Talk to anyone in the Brooklyn indie rock scene and Krill will probably come up sooner or later. With their third album, A Distant Fist Unclenching, we said goodbye to one of the most beloved rock bands in the city. It was a bittersweet farewell to a group that examined existential paralysis with a sensitivity, humor and sincerity that will influence the scene for years to come. And now they’ve returned with one posthumous release, a 25-minute EP recorded in the band’s final days.
There are brief rock songs like ‘Happy’, which shows Aaron Ratoff’s knack for writing breathless guitar rushes that match Jonah Furman’s lyrical panic attacks (“And your presence is violence / But your absence is cowardice”). And there are also longer, sprawling beauties like ‘The Void’ and closer ‘Billy’ which build off Distant Fist’s epic centerpiece ‘Tiger’.
All in all, Krill is a wonderful postscript to a band that was bursting at the seams with creativity until they actually popped. It’s a very Krill move to make use of an introductory, eponymous title (typically used in debuts) as swan song, but it makes sense. From Krill’s music to its wistful cover (the band proudly smiling after their goodbye show) the EP shows that even until the very end, they never lost sight of who they were.

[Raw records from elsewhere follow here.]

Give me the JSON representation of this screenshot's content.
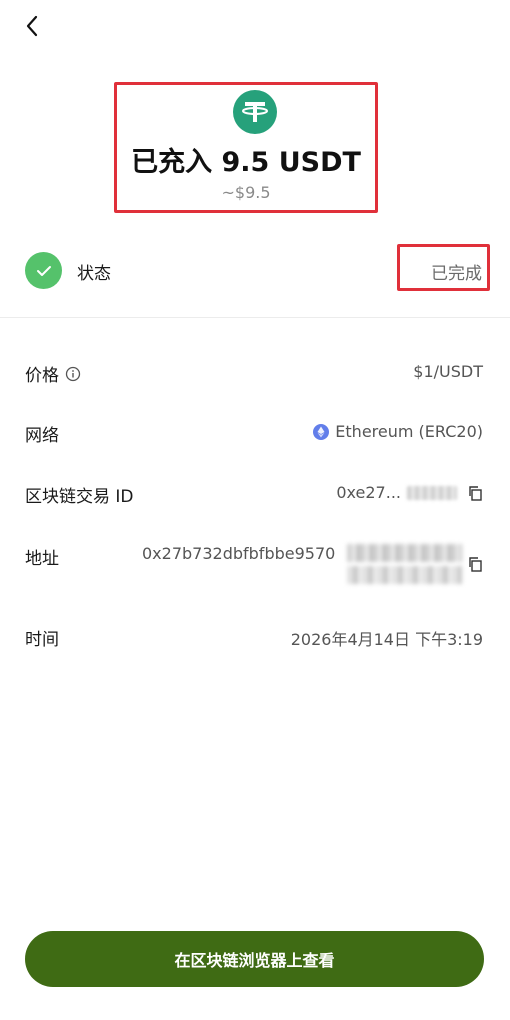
{
  "header": {
    "back_icon": "chevron-left-icon"
  },
  "hero": {
    "coin_icon": "tether-usdt-icon",
    "coin_color": "#26a17b",
    "title": "已充入 9.5 USDT",
    "fiat_value": "~$9.5"
  },
  "status": {
    "label": "状态",
    "value": "已完成",
    "icon": "check-icon",
    "icon_color": "#55c26b"
  },
  "details": {
    "price": {
      "label": "价格",
      "value": "$1/USDT"
    },
    "network": {
      "label": "网络",
      "value": "Ethereum (ERC20)",
      "icon_color": "#627eea"
    },
    "tx_id": {
      "label": "区块链交易 ID",
      "value_prefix": "0xe27..."
    },
    "address": {
      "label": "地址",
      "value_prefix": "0x27b732dbfbfbbe9570"
    },
    "time": {
      "label": "时间",
      "value": "2026年4月14日 下午3:19"
    }
  },
  "cta": {
    "label": "在区块链浏览器上查看",
    "color": "#3f6b14"
  },
  "highlight_color": "#e0303a"
}
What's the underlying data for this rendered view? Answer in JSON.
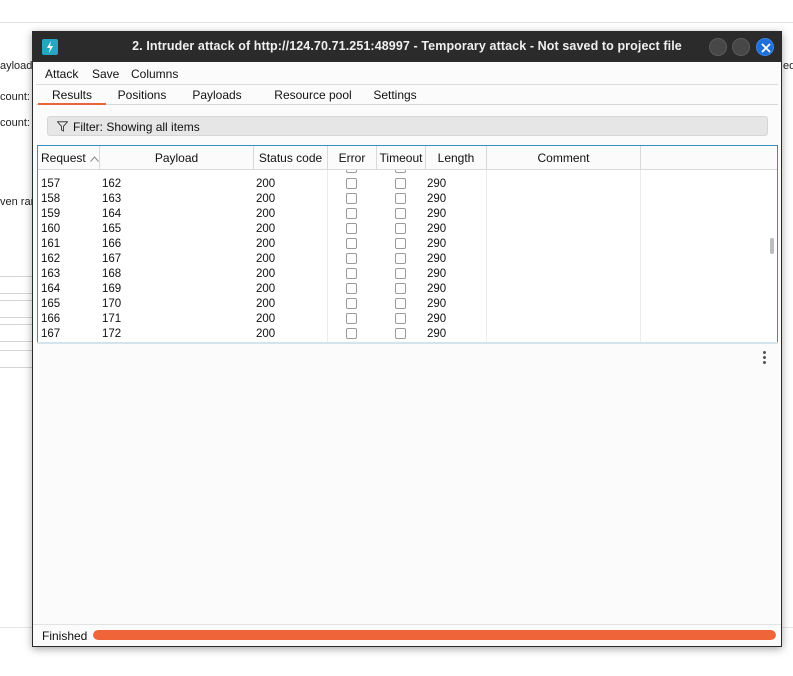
{
  "background": {
    "labels": [
      "ayload",
      "count:",
      "count:",
      "ven ran",
      "ed"
    ]
  },
  "window": {
    "title": "2. Intruder attack of http://124.70.71.251:48997 - Temporary attack - Not saved to project file",
    "app_icon": "burp-lightning-icon"
  },
  "menu": {
    "items": [
      "Attack",
      "Save",
      "Columns"
    ]
  },
  "tabs": {
    "items": [
      "Results",
      "Positions",
      "Payloads",
      "Resource pool",
      "Settings"
    ],
    "active": "Results"
  },
  "filter": {
    "label": "Filter: Showing all items"
  },
  "table": {
    "columns": [
      "Request",
      "Payload",
      "Status code",
      "Error",
      "Timeout",
      "Length",
      "Comment"
    ],
    "sort_column": "Request",
    "sort_direction": "ascending",
    "rows": [
      {
        "request": "157",
        "payload": "162",
        "status": "200",
        "error": false,
        "timeout": false,
        "length": "290",
        "comment": ""
      },
      {
        "request": "158",
        "payload": "163",
        "status": "200",
        "error": false,
        "timeout": false,
        "length": "290",
        "comment": ""
      },
      {
        "request": "159",
        "payload": "164",
        "status": "200",
        "error": false,
        "timeout": false,
        "length": "290",
        "comment": ""
      },
      {
        "request": "160",
        "payload": "165",
        "status": "200",
        "error": false,
        "timeout": false,
        "length": "290",
        "comment": ""
      },
      {
        "request": "161",
        "payload": "166",
        "status": "200",
        "error": false,
        "timeout": false,
        "length": "290",
        "comment": ""
      },
      {
        "request": "162",
        "payload": "167",
        "status": "200",
        "error": false,
        "timeout": false,
        "length": "290",
        "comment": ""
      },
      {
        "request": "163",
        "payload": "168",
        "status": "200",
        "error": false,
        "timeout": false,
        "length": "290",
        "comment": ""
      },
      {
        "request": "164",
        "payload": "169",
        "status": "200",
        "error": false,
        "timeout": false,
        "length": "290",
        "comment": ""
      },
      {
        "request": "165",
        "payload": "170",
        "status": "200",
        "error": false,
        "timeout": false,
        "length": "290",
        "comment": ""
      },
      {
        "request": "166",
        "payload": "171",
        "status": "200",
        "error": false,
        "timeout": false,
        "length": "290",
        "comment": ""
      },
      {
        "request": "167",
        "payload": "172",
        "status": "200",
        "error": false,
        "timeout": false,
        "length": "290",
        "comment": ""
      }
    ]
  },
  "status": {
    "text": "Finished",
    "progress": 1.0,
    "progress_color": "#f0643a"
  },
  "colors": {
    "titlebar": "#2b2b2b",
    "accent": "#e8643c",
    "close_button": "#1f6fd9",
    "app_icon": "#27a6c4"
  }
}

[photo by Stephanie Griffin]
Water From Your Eyes
Water From Your Eyes
There’s not a lot online about Chicago duo Water From Your Eyes, but you get all you need to know from their dazzling debut. They’re clearly fans of Stereolab and Broadcast, channeling those bands’ respective metronomic pulse and haunted, prickly synths on ‘Give Me Up’, but there’s more to Water From Your Eyes than pastiche.
Most of all, they know how to carve peaks and valleys into rushing pop songs like ‘Can’t/Won’t’, which finds singer Rachel Brown’s lonely vocals drifting over a bursting drum beat that only tops itself a minute in. Nate Amos is credited with the instrumentation, that adds lively, twisting bass lines to the drum-and-synth-heavy production (opener ‘I Am Barely A Shadow’ brings to mind Josh Fauver’s menacing, hypnotic basslines on Deerhunter’s Cryptograms). It’s a debut worth your time, and considering the band is selling cassettes stained with tears, it’s surely worth $5 too.
Mary Lattimore & Maxwell August Croy
Constellation Tatsu is one of my very favorite labels on Bandcamp and usually appears in this column with electronic and often psychedelic releases. Terelan Canyon is entirely different: a live recording of harpist Mary Lattimore and koto player Maxwell August Croy, who weave their delicate strings over seven tracks.
The release is mastered by the great drone artist Sean McCann and is easy to lose yourself in, but never directionless. On each track, Croy and Lattimore’s strings pull you down spiraling pathways and enormously beautiful passages. It’s exactly the kind of thing I’ve come to expect from Constellation Tatsu, delivered in the most unexpected way.
Who is Hype Williams? What’s going on? Where are Dean and Inga? What are we left with? Who made this? Why does it still sound like the Hype Williams we knew if the Hype Williams we knew is allegedly dead? Were there musicians we didn’t know about the first time around? Who is Denna Frances Glass? Who is Father Red Krayola? Why have these names surfaced again and again and again for years without answers? Is this truly a “relay project” that gets passed on to new carriers every three years? How were they chosen? Who was chosen? Why 10/10? What is supposed to happen in 2023? What’s in the piñata? Where are Dean and Inga? What is coming next? Who is Hype Williams? Why?
Miles Bowe is on Twitter